▶ _YOUR TASK_:
Select from the records below every line that has the word "output" in it.

◇ ◇ ◇

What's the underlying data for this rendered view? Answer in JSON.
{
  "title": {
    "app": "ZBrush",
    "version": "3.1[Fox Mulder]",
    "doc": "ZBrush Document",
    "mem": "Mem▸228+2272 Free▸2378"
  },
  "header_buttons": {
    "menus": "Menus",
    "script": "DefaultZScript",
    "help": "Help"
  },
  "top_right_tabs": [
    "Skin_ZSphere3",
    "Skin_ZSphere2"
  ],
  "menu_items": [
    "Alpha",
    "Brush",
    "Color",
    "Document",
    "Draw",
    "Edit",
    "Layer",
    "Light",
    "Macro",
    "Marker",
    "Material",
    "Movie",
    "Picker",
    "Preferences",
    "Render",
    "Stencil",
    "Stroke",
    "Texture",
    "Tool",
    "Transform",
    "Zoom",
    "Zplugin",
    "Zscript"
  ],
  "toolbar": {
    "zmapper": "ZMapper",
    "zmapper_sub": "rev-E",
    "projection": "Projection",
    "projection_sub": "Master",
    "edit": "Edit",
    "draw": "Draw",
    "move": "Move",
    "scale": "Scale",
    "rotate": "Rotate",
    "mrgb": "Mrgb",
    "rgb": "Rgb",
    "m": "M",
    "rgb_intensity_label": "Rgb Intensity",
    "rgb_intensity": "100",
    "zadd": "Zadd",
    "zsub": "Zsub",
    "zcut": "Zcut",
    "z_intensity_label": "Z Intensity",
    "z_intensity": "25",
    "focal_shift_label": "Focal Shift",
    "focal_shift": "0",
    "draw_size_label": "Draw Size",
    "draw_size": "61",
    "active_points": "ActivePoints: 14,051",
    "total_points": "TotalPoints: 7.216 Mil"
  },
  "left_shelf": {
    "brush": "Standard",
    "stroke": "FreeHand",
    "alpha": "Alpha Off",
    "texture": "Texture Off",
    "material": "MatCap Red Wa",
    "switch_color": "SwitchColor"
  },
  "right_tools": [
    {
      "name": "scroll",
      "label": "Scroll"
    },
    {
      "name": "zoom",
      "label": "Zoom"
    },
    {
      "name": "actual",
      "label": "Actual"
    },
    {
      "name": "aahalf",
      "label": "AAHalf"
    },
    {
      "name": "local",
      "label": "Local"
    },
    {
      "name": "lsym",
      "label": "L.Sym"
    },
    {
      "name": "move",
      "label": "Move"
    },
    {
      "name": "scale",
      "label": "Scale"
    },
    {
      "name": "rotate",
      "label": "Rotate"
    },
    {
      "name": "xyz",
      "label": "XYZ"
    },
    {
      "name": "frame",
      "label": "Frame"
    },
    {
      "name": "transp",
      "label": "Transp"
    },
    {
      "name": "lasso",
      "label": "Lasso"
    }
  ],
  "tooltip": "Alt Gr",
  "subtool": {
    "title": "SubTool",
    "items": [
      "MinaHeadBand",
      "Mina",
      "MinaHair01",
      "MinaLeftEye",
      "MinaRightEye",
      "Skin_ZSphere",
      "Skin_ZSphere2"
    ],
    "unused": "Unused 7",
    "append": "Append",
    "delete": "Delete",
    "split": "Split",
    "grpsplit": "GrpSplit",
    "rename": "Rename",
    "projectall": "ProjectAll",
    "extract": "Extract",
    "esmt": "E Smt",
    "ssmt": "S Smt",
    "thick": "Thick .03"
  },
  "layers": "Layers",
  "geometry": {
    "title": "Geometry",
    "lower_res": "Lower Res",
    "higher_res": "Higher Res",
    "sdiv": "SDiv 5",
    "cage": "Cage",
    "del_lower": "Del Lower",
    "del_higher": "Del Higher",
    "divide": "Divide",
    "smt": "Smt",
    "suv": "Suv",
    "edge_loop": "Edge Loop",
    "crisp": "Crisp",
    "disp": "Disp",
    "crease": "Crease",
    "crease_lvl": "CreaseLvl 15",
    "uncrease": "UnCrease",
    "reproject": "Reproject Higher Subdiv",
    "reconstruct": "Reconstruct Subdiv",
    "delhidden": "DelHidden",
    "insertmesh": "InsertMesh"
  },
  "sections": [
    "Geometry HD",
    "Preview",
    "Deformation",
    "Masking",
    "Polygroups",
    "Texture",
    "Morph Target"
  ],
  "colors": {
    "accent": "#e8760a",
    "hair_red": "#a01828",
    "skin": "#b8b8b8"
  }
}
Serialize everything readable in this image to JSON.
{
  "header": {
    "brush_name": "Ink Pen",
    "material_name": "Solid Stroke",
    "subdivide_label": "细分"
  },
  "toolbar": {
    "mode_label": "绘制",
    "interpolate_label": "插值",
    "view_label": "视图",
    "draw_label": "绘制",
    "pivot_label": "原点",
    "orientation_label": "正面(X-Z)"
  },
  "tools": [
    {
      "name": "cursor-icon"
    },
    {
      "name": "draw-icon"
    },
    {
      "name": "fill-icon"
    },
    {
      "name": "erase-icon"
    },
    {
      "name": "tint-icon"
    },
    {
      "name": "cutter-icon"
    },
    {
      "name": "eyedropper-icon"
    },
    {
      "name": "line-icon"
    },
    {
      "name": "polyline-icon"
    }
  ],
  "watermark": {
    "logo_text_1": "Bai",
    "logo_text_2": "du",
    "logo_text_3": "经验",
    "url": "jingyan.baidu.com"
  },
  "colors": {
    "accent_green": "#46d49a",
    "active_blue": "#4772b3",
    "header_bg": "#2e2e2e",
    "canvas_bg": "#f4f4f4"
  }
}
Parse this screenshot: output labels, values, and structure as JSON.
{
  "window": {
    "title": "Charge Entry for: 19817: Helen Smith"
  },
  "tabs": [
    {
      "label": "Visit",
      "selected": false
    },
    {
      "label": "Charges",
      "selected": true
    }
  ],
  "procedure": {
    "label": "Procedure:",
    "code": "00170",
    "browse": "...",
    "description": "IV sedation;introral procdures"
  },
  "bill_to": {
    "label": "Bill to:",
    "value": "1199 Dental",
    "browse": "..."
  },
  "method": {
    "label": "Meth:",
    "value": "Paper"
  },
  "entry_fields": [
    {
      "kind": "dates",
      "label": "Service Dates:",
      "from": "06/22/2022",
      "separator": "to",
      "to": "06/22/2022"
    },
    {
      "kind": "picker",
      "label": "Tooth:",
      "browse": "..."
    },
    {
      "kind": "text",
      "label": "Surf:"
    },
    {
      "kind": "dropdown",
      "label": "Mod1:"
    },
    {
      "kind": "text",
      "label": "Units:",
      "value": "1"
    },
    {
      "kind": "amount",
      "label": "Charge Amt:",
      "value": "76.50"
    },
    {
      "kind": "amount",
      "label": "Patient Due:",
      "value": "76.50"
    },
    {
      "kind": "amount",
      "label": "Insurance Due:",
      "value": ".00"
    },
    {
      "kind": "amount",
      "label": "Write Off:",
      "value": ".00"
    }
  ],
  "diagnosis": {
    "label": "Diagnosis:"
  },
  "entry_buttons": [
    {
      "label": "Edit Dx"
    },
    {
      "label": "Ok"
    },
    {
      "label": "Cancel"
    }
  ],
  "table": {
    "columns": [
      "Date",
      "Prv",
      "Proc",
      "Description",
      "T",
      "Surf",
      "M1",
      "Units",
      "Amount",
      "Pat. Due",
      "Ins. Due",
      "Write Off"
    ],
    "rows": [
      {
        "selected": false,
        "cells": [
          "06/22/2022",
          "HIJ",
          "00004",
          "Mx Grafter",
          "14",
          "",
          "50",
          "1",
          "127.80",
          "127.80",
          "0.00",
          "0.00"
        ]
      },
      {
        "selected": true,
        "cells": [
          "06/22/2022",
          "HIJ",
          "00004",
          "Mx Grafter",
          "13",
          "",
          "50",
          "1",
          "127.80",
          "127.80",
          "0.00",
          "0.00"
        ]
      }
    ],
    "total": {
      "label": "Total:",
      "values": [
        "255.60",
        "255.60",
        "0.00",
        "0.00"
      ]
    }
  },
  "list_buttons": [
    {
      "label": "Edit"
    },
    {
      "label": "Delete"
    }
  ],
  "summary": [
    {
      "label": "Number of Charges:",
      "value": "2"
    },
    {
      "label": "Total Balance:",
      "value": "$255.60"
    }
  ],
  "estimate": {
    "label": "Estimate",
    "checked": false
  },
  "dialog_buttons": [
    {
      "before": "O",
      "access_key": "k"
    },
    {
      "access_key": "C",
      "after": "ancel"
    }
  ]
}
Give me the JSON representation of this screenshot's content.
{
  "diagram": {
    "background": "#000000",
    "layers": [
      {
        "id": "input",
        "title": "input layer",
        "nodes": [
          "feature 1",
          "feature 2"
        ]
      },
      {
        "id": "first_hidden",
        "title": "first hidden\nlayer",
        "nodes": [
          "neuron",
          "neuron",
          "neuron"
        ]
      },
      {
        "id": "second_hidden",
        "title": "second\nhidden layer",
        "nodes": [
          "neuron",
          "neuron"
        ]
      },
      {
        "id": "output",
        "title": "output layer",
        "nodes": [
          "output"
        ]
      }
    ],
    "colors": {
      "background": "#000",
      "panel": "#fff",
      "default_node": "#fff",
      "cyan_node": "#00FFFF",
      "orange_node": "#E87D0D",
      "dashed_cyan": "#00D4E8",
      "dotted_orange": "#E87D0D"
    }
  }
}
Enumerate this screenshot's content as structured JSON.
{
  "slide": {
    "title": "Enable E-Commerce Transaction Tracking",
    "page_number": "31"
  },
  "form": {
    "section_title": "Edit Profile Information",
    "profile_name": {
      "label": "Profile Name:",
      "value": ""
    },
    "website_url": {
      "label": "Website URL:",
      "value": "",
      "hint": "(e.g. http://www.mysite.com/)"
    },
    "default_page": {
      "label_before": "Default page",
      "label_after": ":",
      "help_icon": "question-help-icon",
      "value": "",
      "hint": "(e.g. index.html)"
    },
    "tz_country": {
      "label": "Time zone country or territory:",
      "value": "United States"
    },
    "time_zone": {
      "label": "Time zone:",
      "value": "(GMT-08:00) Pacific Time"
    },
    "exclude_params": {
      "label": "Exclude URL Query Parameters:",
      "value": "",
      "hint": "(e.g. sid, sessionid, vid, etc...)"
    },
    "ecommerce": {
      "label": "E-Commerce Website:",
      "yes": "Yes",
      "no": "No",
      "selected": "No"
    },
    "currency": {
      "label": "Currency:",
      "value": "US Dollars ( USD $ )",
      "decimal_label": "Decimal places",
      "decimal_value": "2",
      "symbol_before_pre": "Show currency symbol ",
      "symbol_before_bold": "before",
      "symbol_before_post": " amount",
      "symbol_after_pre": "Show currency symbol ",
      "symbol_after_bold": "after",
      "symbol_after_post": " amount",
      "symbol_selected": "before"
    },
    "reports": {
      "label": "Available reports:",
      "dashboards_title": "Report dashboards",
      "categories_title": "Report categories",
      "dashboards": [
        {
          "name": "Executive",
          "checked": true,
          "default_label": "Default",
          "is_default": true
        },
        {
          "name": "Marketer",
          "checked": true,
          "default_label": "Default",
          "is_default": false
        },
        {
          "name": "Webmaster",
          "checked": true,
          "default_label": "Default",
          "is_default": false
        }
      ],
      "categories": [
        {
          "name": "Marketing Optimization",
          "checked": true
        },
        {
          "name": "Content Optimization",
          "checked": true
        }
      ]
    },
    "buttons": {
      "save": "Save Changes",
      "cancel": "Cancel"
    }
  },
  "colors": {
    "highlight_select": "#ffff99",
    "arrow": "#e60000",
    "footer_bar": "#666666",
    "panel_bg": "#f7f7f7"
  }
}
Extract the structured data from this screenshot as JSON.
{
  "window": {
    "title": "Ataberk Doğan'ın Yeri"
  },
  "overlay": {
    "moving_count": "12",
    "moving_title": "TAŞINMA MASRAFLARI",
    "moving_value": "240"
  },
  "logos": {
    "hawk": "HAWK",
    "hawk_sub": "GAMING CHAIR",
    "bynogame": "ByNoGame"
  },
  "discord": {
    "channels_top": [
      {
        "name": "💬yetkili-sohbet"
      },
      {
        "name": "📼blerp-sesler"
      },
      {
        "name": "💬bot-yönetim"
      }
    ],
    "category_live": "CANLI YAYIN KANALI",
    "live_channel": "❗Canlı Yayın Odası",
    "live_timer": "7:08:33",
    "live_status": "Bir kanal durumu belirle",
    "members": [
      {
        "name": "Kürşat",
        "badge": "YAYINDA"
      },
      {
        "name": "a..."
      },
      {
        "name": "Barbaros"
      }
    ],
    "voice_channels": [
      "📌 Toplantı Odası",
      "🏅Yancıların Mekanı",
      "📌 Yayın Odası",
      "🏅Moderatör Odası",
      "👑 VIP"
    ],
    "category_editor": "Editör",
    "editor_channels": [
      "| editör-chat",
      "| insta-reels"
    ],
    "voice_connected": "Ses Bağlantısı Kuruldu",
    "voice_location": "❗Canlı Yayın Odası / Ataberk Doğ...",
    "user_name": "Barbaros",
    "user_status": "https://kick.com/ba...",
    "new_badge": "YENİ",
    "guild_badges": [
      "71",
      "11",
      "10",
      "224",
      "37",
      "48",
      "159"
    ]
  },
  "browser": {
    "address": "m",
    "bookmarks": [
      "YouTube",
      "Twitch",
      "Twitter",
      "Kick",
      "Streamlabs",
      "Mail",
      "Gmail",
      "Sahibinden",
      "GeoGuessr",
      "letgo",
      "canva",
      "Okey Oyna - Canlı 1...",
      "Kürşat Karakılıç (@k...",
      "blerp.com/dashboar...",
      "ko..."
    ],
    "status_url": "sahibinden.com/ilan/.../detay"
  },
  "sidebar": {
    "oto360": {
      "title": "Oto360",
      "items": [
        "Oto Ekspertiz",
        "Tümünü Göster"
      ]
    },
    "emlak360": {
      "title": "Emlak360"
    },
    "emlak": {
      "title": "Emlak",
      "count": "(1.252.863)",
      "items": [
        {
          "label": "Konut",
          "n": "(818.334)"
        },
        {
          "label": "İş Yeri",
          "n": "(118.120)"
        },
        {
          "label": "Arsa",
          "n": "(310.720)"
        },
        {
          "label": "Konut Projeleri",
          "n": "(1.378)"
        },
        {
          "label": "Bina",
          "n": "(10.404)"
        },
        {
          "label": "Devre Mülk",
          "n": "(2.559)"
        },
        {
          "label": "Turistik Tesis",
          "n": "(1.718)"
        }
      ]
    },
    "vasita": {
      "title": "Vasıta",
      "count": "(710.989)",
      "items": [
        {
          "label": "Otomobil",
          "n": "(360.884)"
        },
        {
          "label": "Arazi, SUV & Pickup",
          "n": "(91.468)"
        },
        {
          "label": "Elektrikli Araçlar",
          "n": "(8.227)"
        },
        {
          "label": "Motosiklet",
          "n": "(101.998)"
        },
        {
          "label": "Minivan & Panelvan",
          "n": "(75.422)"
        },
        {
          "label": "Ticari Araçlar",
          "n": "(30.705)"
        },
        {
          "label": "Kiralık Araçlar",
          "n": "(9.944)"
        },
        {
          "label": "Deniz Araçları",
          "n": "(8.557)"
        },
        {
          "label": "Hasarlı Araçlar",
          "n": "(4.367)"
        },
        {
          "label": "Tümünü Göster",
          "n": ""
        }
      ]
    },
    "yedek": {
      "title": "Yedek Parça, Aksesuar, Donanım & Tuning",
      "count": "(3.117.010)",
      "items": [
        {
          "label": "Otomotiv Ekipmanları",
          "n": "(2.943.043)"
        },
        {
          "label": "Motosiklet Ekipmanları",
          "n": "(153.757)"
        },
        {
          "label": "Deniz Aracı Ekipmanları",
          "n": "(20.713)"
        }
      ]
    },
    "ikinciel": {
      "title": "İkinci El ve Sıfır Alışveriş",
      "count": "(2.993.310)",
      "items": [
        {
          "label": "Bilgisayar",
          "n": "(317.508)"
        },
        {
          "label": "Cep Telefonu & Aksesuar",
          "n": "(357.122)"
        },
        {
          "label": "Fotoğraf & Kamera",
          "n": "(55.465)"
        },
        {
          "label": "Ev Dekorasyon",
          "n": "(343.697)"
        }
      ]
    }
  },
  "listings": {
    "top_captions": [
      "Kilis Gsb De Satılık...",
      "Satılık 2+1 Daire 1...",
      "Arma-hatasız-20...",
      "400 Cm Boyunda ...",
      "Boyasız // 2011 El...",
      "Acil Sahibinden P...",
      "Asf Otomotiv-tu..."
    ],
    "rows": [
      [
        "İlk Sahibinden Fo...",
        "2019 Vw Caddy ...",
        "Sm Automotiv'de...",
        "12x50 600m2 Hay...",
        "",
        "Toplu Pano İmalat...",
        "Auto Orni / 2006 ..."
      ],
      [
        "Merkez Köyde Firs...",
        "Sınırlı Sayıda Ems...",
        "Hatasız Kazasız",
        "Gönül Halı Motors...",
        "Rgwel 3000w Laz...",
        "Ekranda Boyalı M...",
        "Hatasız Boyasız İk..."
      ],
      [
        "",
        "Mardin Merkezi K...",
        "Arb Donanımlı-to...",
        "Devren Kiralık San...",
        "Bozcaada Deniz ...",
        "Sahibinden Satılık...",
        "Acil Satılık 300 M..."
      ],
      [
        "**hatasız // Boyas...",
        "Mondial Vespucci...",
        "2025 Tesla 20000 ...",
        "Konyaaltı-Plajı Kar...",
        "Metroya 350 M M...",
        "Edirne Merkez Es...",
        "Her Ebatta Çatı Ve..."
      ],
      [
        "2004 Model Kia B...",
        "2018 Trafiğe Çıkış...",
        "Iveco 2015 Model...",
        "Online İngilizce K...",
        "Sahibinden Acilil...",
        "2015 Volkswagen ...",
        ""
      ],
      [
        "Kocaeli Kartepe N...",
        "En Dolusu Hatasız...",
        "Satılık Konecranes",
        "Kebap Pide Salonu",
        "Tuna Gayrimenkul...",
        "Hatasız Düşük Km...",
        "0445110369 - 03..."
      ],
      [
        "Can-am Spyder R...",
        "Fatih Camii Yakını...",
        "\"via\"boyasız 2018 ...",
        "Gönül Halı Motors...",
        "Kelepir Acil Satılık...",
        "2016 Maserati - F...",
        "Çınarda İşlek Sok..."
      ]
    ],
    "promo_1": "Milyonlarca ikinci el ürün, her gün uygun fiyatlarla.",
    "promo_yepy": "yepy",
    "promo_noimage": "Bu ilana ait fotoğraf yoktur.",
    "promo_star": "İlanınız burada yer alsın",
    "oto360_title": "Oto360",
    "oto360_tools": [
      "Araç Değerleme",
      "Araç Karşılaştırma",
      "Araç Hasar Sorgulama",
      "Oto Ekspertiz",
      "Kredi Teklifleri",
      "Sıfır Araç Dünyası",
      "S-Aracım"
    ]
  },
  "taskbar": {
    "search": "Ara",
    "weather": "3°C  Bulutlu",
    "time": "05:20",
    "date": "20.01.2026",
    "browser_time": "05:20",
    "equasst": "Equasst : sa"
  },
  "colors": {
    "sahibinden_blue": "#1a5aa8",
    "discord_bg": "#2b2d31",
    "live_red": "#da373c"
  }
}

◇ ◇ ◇

▶ _RESULT OF THIS EXERCISE_:
Parse this screenshot: output labels, values, and structure as JSON.
        "id": "output",
        "title": "output layer",
          "output"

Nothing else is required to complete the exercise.